Example: "In my first six months at my current job, I led a team of four in developing a plan to cut down my team’s marketing budget by 22% while increasing customer engagement by 15%."
Crafting your response to “tell me about yourself” in different phases of the interview process
With each new step in the interview process, chances are you’re going to be asked to talk about yourself more than once from multiple people. While you want to stick to the same general message, it’s important to adjust your answer based on the audience and what phase of the interview process you’re in.
From there, you can implement these particulars that pertain to who you are interviewing with:
- Recruiter: Talking to a recruiter is usually the entry point to determine if you have the necessary experience and background the employer is looking for in order to advance to the next round. Give them an introduction that makes them want to keep you around longer to hear more. Think bigger picture and save the details for the hiring manager.
- Hiring Manager/Future Manager: Once you get to this step, you can get into a more specific opening answer that speaks to the more operational side of the job. Support your accomplishments with tangible and timely evidence. Whereas you might’ve simply told the recruiter that you grew your sales market, with the hiring manager, you can discuss the percentage or amount by which you grew it and (if you can keep it brief) how you grew it.
- Executive level: This is the time to emphasize your passion for contributing to the company’s overall goals, mission and values. How do your experiences, skills and values support the company as a whole?
Keep in mind that how many people you meet in the interview process (and their seniority levels) will depend on the role and size of the company. For a company of 20 people, you might meet everyone in the interview process; however for a company of 5,000 you most likely won’t go much further than the hiring manager.
As you advance through the interview process, evolve your answer to incorporate your conversations from the prior interview. Discuss what you learned and how that might inspire and excite you even more about the job.
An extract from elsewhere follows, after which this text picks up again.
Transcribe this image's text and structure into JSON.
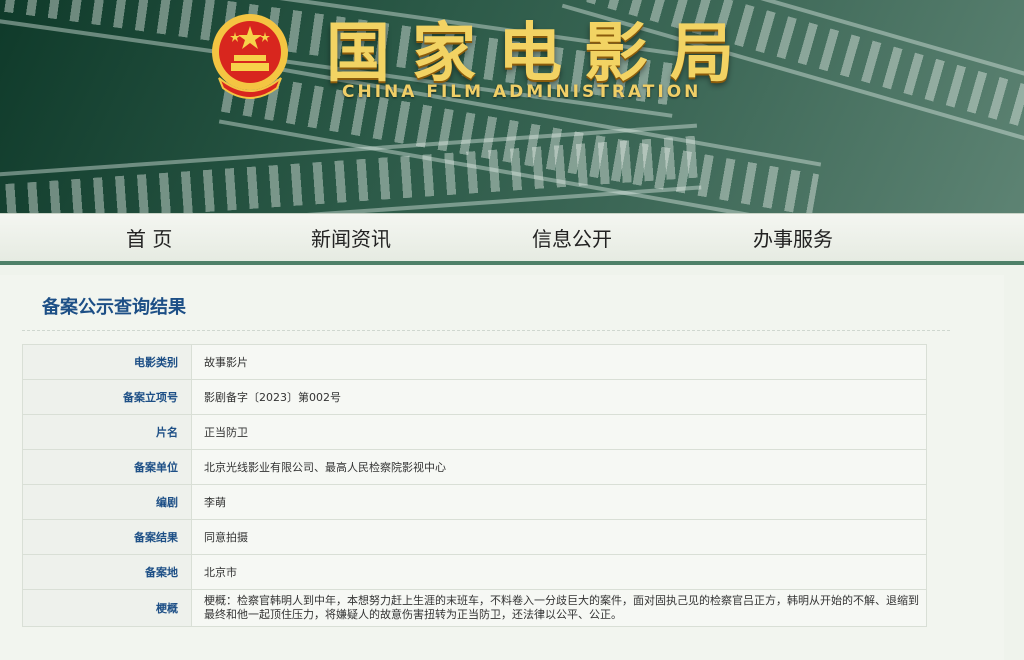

What to avoid when answering “tell me about yourself” in an interview
Don’t bad mouth your former employers: If the interviewer asks why you’re looking to leave your current role, give an authentic answer—but keep it positive. Any negative comments can be perceived as a red flag. For example, instead of saying, ‘My supervisor kept giving me pointless work,’ opt for, ‘I’m looking for a new role where I can take on greater responsibilities in my field.’
Don’t recite your full resume in your first answer: Your statement should serve as the starting point, the appetizer if you will, to lead you into the next questions. Where would the rest of the interview go if you answer all their questions from the get-go? Leave the interviewer with more to ask about and elaborate on.
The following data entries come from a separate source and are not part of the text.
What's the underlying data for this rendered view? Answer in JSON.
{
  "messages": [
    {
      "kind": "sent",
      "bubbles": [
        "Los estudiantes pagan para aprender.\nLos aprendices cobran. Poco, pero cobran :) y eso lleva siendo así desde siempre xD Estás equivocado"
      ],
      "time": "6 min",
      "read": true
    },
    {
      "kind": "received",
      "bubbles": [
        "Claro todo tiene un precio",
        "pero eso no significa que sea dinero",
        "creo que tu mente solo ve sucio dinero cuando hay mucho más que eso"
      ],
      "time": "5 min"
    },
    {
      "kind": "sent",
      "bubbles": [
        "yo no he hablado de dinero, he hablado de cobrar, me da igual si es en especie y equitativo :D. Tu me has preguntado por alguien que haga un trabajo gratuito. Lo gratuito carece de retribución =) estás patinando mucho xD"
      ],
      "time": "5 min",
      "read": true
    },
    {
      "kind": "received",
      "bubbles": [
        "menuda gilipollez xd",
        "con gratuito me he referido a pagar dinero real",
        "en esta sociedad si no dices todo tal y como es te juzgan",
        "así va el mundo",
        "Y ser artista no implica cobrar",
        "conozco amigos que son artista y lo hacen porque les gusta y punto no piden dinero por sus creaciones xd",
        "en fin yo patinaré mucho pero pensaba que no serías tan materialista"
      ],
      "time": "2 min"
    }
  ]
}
Avoid sounding robotic or rehearsed: Reciting a memorized answer can come off as impersonal and flat. Try practicing a few different ways of answering “tell me about yourself” and repeat those to yourself in the mirror, or practice with your friend, roommate or partner. This can ease the tension and help you feel more natural when answering this question in an interview.
Don’t disclose too many personal details: Keep your answer to “tell me about yourself” work-centered and professional. If you have personal passion, interest or hobby that relates to the role, you can bring it up here—for example, if you organize a weekly run club and are interviewing with an athletic apparel company (just save the family drama).
Putting it all together
Considering all of these elements, you’ll be prepared to confidently deliver a response to “tell me about yourself” that communicates your experience and skills, excitement for the opportunity and career goals.
Keeping your answer clear, concise and impactful will leave the interviewer ready to hear more!